Often no consequences for poor performance
State law sets no qualifications for charter applicants
No guidelines for when a charter should be revoked
Taxpayer money can be hidden from public view
Mixed results academically, less spending in the classroom
Loopholes in Michigan law allow insider deals and nepotism
Authorizers, management companies work closely-- too closely?
Alongside many, many tales of charter shenanigans in the story are some hard words from charter supporters.
“The theory of charters was if you remove elected school boards, a centralized bureaucracy and powerful unions, that you would get better student achievement. The evidence so far, in Michigan and around the country, is ... some charters work and some don’t,” said Lou Glazer, president of Michigan Future Inc., a think tank that financially supports nine schools in Detroit, including eight charter schools
“On average, if there are gains, they’re marginal at best.”
Or this from a representative from the National Association of Charter School Authorizers, who, after saying that authorizers should never approve schools with boards chosen by the management company, has this to say about the old "So what if they hoover up taxpayer money, as long as they do a good job" argument.
Richmond, whose organization is pro charter, said even if a charter school does deliver academic excellence, that’s no excuse if taxpayers are gouged.
“I can’t think of any other area of public or private enterprise that would agree to be ripped off by someone as long as they were providing a nice product.”
There's no question that Detroit, where democracy has been suspended for the non-wealthy and non-white citizens, gets the worst of it. But Michigan seems to be in the grip of some sort of Anything For A Buck disease that threatens both education and other public services. The purpose of charter schools in Michigan is to give investors a good return on their money; educating students is a minor consideration, far behind making boatloads of money in importance.

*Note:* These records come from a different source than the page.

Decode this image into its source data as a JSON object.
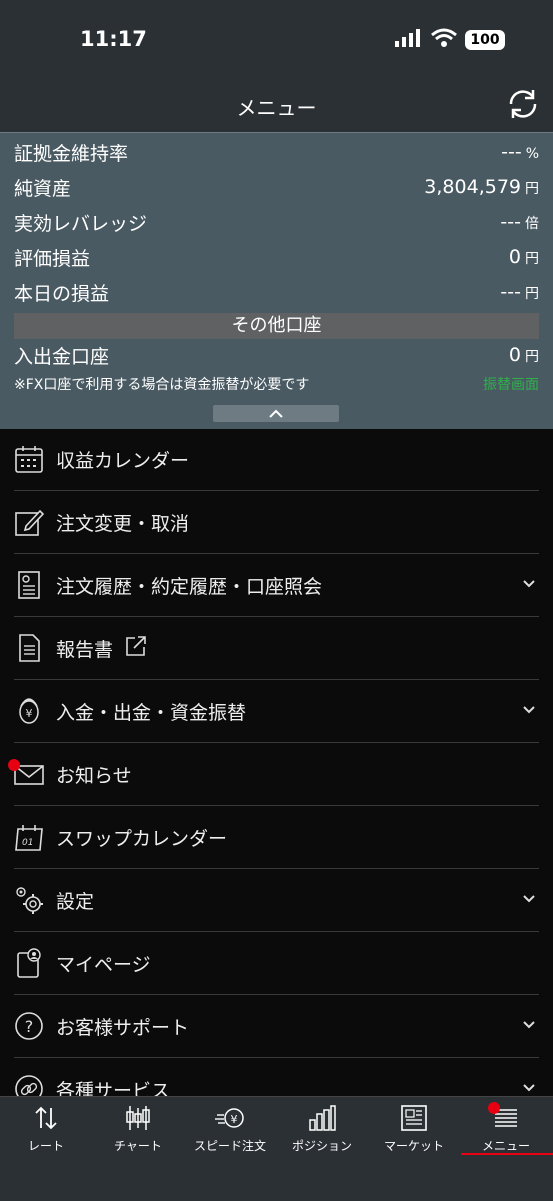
{
  "status": {
    "time": "11:17",
    "battery": "100"
  },
  "header": {
    "title": "メニュー"
  },
  "account": {
    "rows": [
      {
        "label": "証拠金維持率",
        "value": "---",
        "unit": "%"
      },
      {
        "label": "純資産",
        "value": "3,804,579",
        "unit": "円"
      },
      {
        "label": "実効レバレッジ",
        "value": "---",
        "unit": "倍"
      },
      {
        "label": "評価損益",
        "value": "0",
        "unit": "円"
      },
      {
        "label": "本日の損益",
        "value": "---",
        "unit": "円"
      }
    ],
    "other_header": "その他口座",
    "deposit": {
      "label": "入出金口座",
      "value": "0",
      "unit": "円"
    },
    "note": "※FX口座で利用する場合は資金振替が必要です",
    "transfer_link": "振替画面"
  },
  "menu": [
    {
      "label": "収益カレンダー",
      "icon": "calendar-icon"
    },
    {
      "label": "注文変更・取消",
      "icon": "edit-icon"
    },
    {
      "label": "注文履歴・約定履歴・口座照会",
      "icon": "history-doc-icon"
    },
    {
      "label": "報告書",
      "icon": "report-doc-icon"
    },
    {
      "label": "入金・出金・資金振替",
      "icon": "yen-coins-icon"
    },
    {
      "label": "お知らせ",
      "icon": "mail-icon"
    },
    {
      "label": "スワップカレンダー",
      "icon": "swap-calendar-icon"
    },
    {
      "label": "設定",
      "icon": "gear-icon"
    },
    {
      "label": "マイページ",
      "icon": "mypage-icon"
    },
    {
      "label": "お客様サポート",
      "icon": "support-icon"
    },
    {
      "label": "各種サービス",
      "icon": "link-icon"
    }
  ],
  "tabs": [
    {
      "label": "レート",
      "icon": "rate-arrows-icon"
    },
    {
      "label": "チャート",
      "icon": "candlestick-icon"
    },
    {
      "label": "スピード注文",
      "icon": "speed-order-icon"
    },
    {
      "label": "ポジション",
      "icon": "position-bars-icon"
    },
    {
      "label": "マーケット",
      "icon": "newspaper-icon"
    },
    {
      "label": "メニュー",
      "icon": "menu-lines-icon"
    }
  ]
}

Here's hoping that more people start asking the big question-- what good is it to have a boatload of money if your ship is sinking?